His campus politicking notwithstanding, Erekat had in mind for himself a career in academics. After returning home in 1979, he got a teaching job at An-Najah National University at Nablus on the West Bank but soon won a scholarship to a doctoral program at England’s University of Bradford. He settled in at the university’s respected Department of Peace Studies, picking conflict resolution as the subject of his Ph.D. He said it was here that he became convinced that the Israeli-Palestinian conflict would end only through peaceful means.
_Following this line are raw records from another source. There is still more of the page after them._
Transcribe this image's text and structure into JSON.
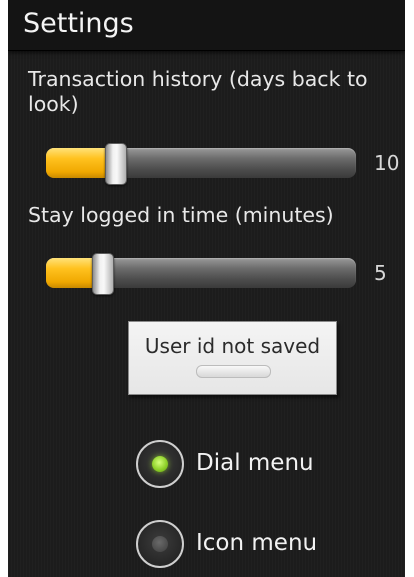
{
  "header": {
    "title": "Settings"
  },
  "settings": {
    "transaction_history": {
      "label": "Transaction history (days back to look)",
      "value": "10",
      "fill_fraction": 0.1
    },
    "stay_logged_in": {
      "label": "Stay logged in time (minutes)",
      "value": "5",
      "fill_fraction": 0.05
    }
  },
  "user_id_toggle": {
    "label": "User id not saved",
    "checked": false
  },
  "menu_style": {
    "options": [
      {
        "label": "Dial menu",
        "selected": true
      },
      {
        "label": "Icon menu",
        "selected": false
      }
    ]
  },
  "colors": {
    "slider_fill": "#ffc21f",
    "radio_selected": "#8fd12a",
    "background": "#1c1c1c"
  }
}
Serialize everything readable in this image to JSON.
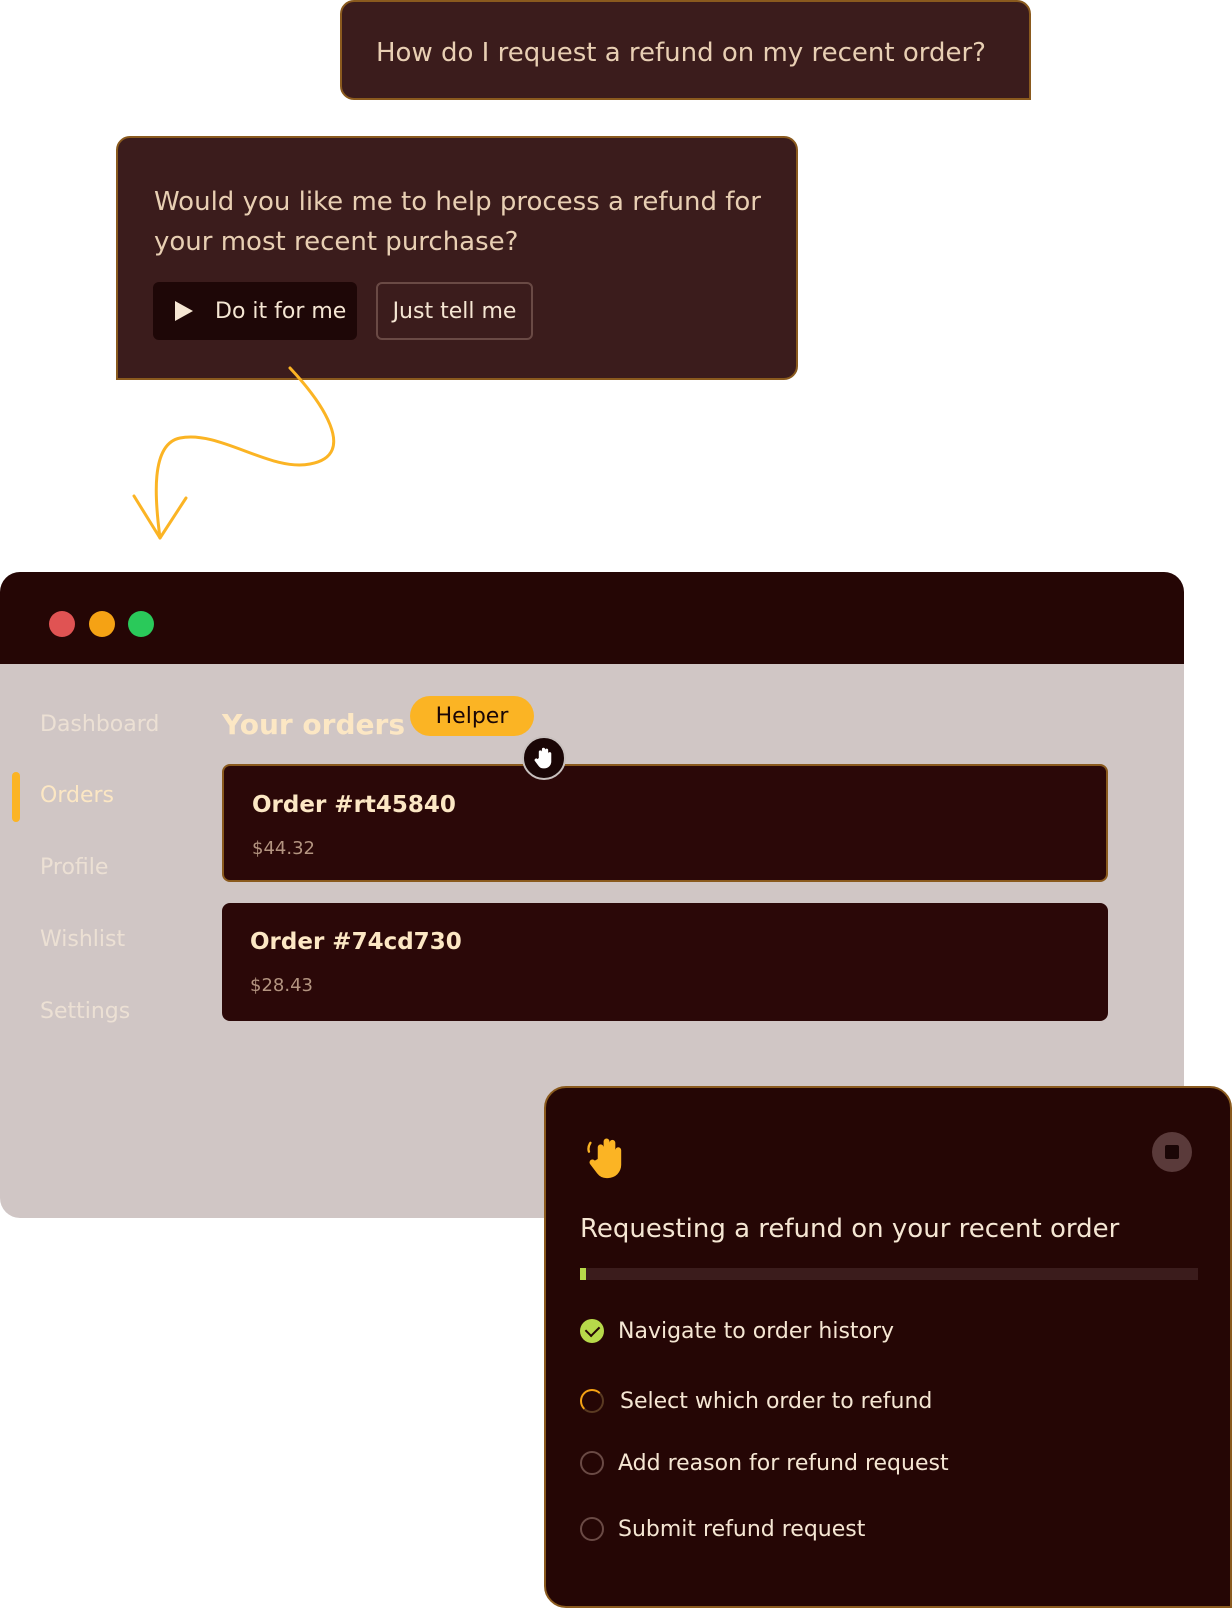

His Ph.D. in hand, Erekat returned to An-Najah University. Seeking a broader audience for his pro-peace message, he began writing op-ed pieces and news articles for the West Bank daily Al-Quds. In 1982, he penned an article calling for a dialogue between Palestinian and Israeli academics. The piece provoked an explosion of anger on the An-Najah campus. Students boycotted his classes and staged angry demonstrations in which they accused the professor of betraying the cause, which they believed to be one of confrontation rather than conciliation.
Undeterred, Erekat invited Israeli university students to visit his Nablus classroom. This time, attacks came from both sides. Palestinian students distributed leaflets accusing Erekat of treason while an Israeli army commander warned him not to play Israeli against Israeli. Erekat said he told the commander: "To hell with them and to hell with you. I will continue this. Nobody will intimidate me."
As Erekat continued agitating for peace, his reputation grew. In 1991, a friend passed him a note from Arafat asking Erekat to join the Palestinians at the Madrid peace conference as deputy head of delegation. After initially refusing, Erekat agreed.
Erekat’s name has been bandied about in the press as a possible successor to the enfeebled Arafat. For now, he says, he remains committed to his role as negotiator and insists he has not given up hope.
"I think Palestinians and Israelis are destined to live in peace. I think one day the occupation will end and the Israelis will stop being our occupiers and become our neighbors and there’ll be a Palestinian state next to the state of Israel," he said. "That’s what I commit my life to achieve."
-- Anne Burke